Sand and cart of sand USE

Early this morning I shovel sand and hauled to the coop and filled it.

Because both coops are within a few feet of one another, we planned to paint both the same brown tone.  Granted, dark brown is not a “pretty” color choice, but we have discovered that browns, tans and gray are the most practical colors for the country between chicken-made dust and gravel road dirt floating around.

Rhodies in sand USE

Within five minutes of the sand being down the Rhodies were in it, exploring.

Yesterday we put the floor board in and Gene stapled the linoleum into place. This morning I hauled over 12 half buckets of sand and spread the sand out on the coops floor. The Rhodies were in the sand within five minutes cooing, scratching and eating it. These birds absolutely adore a pile of fresh sand. Nothing makes them happier!

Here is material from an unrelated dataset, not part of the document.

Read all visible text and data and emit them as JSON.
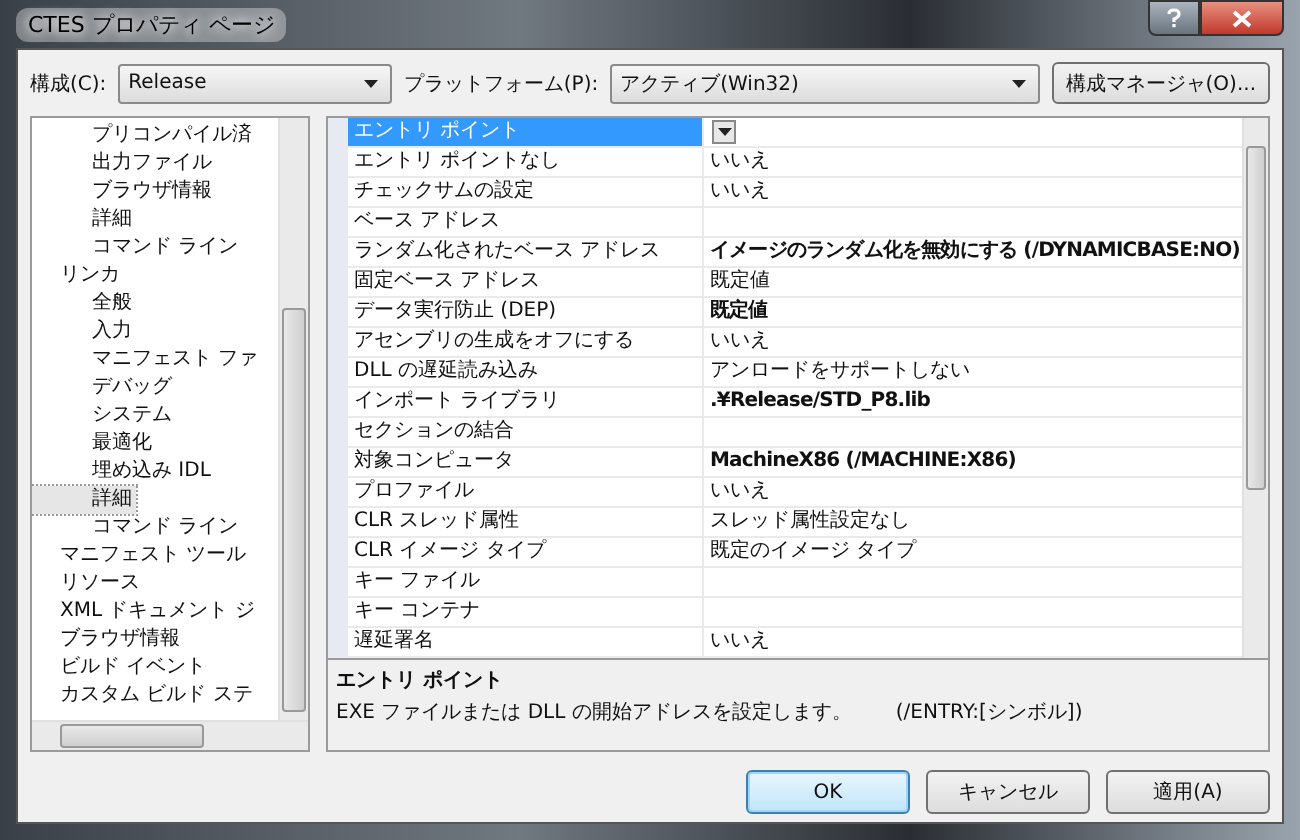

Chicken scratch close USE

They left their chicken scratch foot prints too!

One of the chicken ladders is made, on went both coop sides as well. After weeks of daily construction and painting and the feeling that the project is never going to end, progress is finally being made.

These birds are now three months old and very ready to be out of the dog kennel sleeping quarters into their own coop. Soon babies soon!

Gene just popped into the house and told me that thinks he the coop will be just completed enough or them to sleep in tonight. Horray!

Barn side flag in center nice

Our pole barn. Freshly laid bark chips and field stones make a garden.

Small House homesteader and chicken keeper, Donna